Dr. John Shockor (Waters)
Prof. Hermann Stuppner (University of Innsbruck)
Dr. Maria Klapa (FORTH)
Dr. Liz Want (Imperial College London)
Prof. Jean-Luc Wolfender (University of Geneva)
A poster session will provide the means for on-site open discussion to exchange ideas, and experiences. The workshop should provide an excellent learning opportunity, as well as a venue for the exchange of ideas among a highly interdisciplinary group of scientists. A special issue of Journal of Chromatography B will cover the works of the meeting.
For more information, visit the workshop website.
|27 Jan-1 Feb 2013||
Gordon Research Conference on Plant Lipids:
Structure, Metabolism & Function
Applications for this meeting must be submitted by December 30, 2012. Please apply early, as some meetings become oversubscribed (full) before this deadline. If the meeting is oversubscribed, it will be stated here. Note: Applications for oversubscribed meetings will only be considered by the Conference Chair if more seats become available due to cancellations.
Related Meeting Information
The Plant Lipids: Structure, Metabolism & Function Gordon Research Conference will be held in conjunction with the Plant Lipids: Structure, Metabolism & Function Gordon Research Seminar. Those interested in attending both meetings must submit an application for the GRS in addition to an application for the GRC. Please refer to the Plant Lipids: Structure, Metabolism & Function GRS web page for more information.
For more information, visit http://www.grc.org/programs.aspx?year=2013&program=plantlipid.
|8-10 Apr 2013||
2nd International Conference and Exhibition
on Metabolomics & Systems Biology
Metabolomics-2013 is a remarkable event which brings together a unique and International mix of large and medium pharmaceutical, biotech and diagnostics companies, leading universities and clinical research institutions making the conference a perfect platform to share experience, foster collaborations across industry and academia, and evaluate emerging technologies across the globe.
2nd International Conference and Exhibition on Metabolomics & Systems Biology will serve as a catalyst for the advances in the study of Metabolomics & Systems Biology by connecting scientists within and across disciplines at sessions and exhibition held at the venue, creates an environment conducive to information exchange, generation of new ideas, and acceleration of applications that benefit research in Metabolomics & Systems Biology.
For more information, visit http://omicsgroup.com/conferences/metabolomics-systems-biology-2013/.
7) Metabolomics Jobs
This is a resource for advertising
positions in metabolomics. If you have a job you would like
posted in this newsletter, please email Ian Forsythe (firstname.lastname@example.org).
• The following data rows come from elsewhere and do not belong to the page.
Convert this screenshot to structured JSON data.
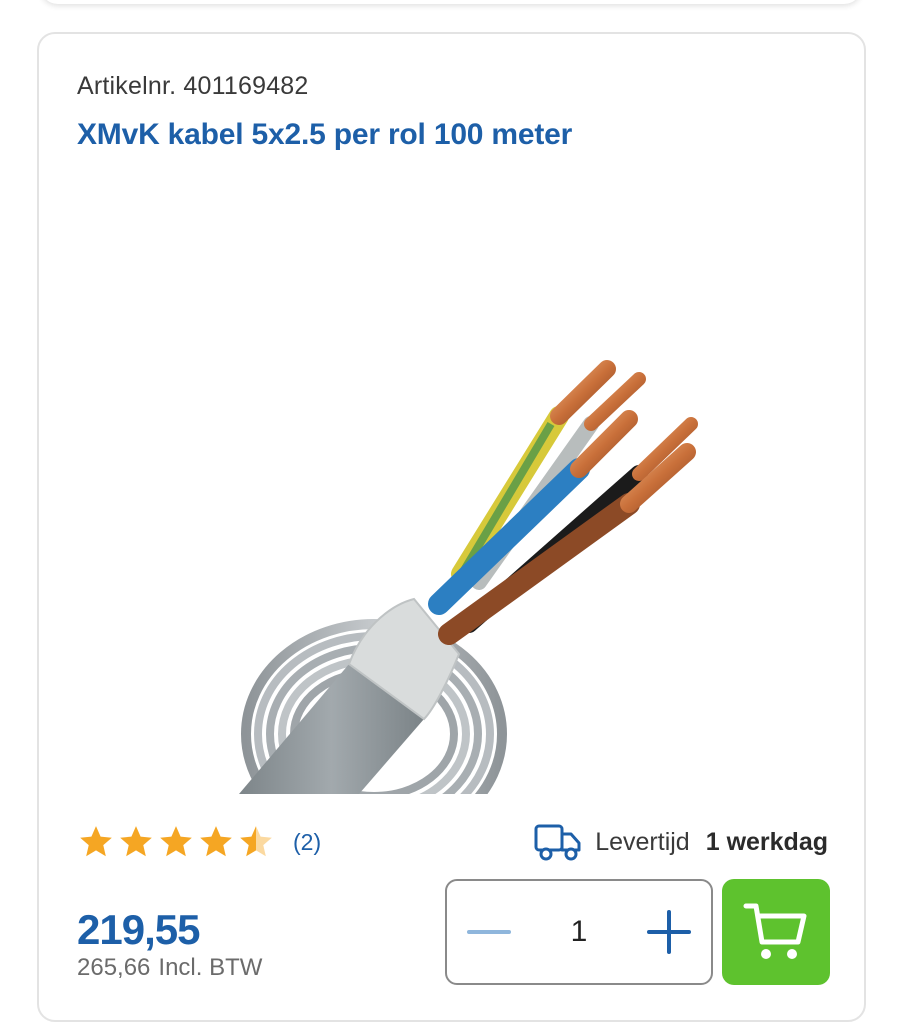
{
  "product": {
    "article_label": "Artikelnr.",
    "article_number": "401169482",
    "title": "XMvK kabel 5x2.5 per rol 100 meter"
  },
  "rating": {
    "stars": 4.5,
    "max_stars": 5,
    "review_count": "(2)",
    "star_color": "#f5a623"
  },
  "delivery": {
    "label": "Levertijd",
    "value": "1 werkdag"
  },
  "price": {
    "amount": "219,55",
    "incl_amount": "265,66",
    "incl_label": "Incl. BTW"
  },
  "quantity": {
    "value": "1",
    "minus_icon": "minus-icon",
    "plus_icon": "plus-icon"
  },
  "cart": {
    "icon": "shopping-cart-icon",
    "color": "#5ec22e"
  },
  "colors": {
    "brand_blue": "#1d5fa8",
    "text_gray": "#6b6b6b"
  }
}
Job postings will be carried for a maximum of 4
issues (8 weeks) unless the position is filled prior to that
|Job Title||Employer||Location||Date Posted||Source|
||Hudson Shribman Scientific Recruitment||Cambridgeshire, UK (London, United Kingdom)||2-Oct-2012||LinkedIn.com
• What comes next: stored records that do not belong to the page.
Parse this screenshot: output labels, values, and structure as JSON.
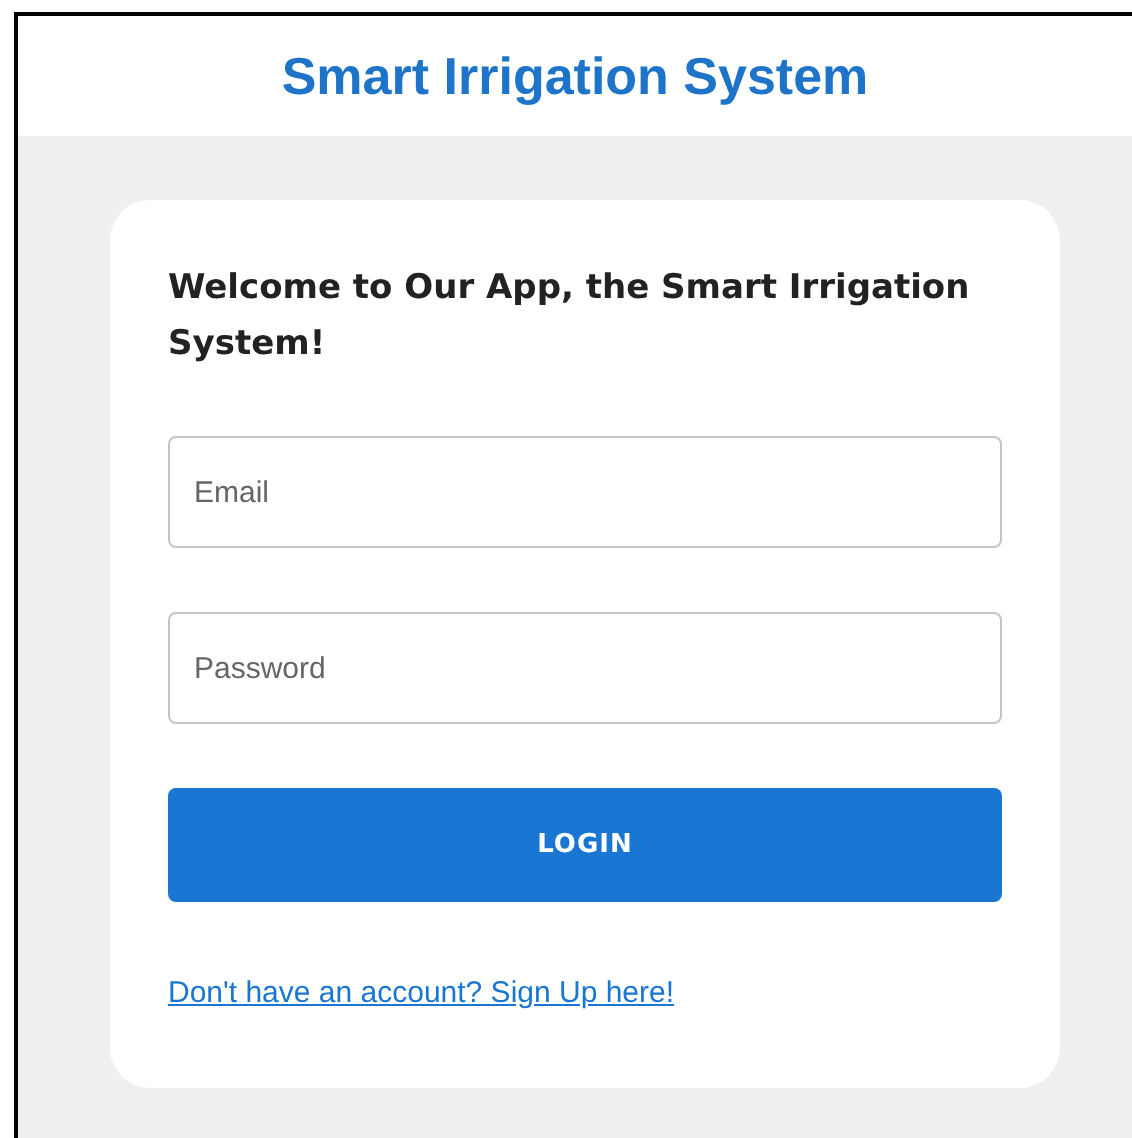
{
  "header": {
    "title": "Smart Irrigation System"
  },
  "login_card": {
    "heading": "Welcome to Our App, the Smart Irrigation System!",
    "fields": [
      {
        "placeholder": "Email"
      },
      {
        "placeholder": "Password"
      }
    ],
    "button": "LOGIN",
    "signup_link": "Don't have an account? Sign Up here!"
  }
}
Professor of Biology
||University of Virginia
||Charlottesville, VA, USA
- Nutritional Metabolomics
||AgResearch Grasslands||Palmerston North, New Zealand||24-Sep-2012||SEEK
Professor – Professor (Director of Metabolomics)
||Beaumont Health System and the Beaumont Research Institute||Royal Oak, MI, USA||21-Sep-2012||Beaumont
Research Project in Bioanalysis/ Metabolomics
||Metabolomic Discoveries GmbH||Potsdam, Germany||20-Sep-2012||BioTOP
|Biochemistry and Molecular Biology Faculty Position||University of California, Los Angeles (UCLA)||Los Angeles, CA, USA
|Clinical Laboratory Director||Metabolon||Durham, NC, USA||15-Aug-2012||Metabolomics
||Stemina Biomarker Discovery
||Madison, WI, USA
Ian J. Forsythe, M.Sc.MetaboNews
Department of Computing Science
University of Alberta
221 Athabasca Hall
Edmonton, AB, T6G 2E8, Canada
This newsletter is produced by The Metabolomics Innovation Centre (TMIC, http://www.metabolomicscentre.ca/) for the benefit of the worldwide metabolomics community.
A single source destination for fee-for-service metabolic profiling including comprehensive metabolite identification, quantification, and analysis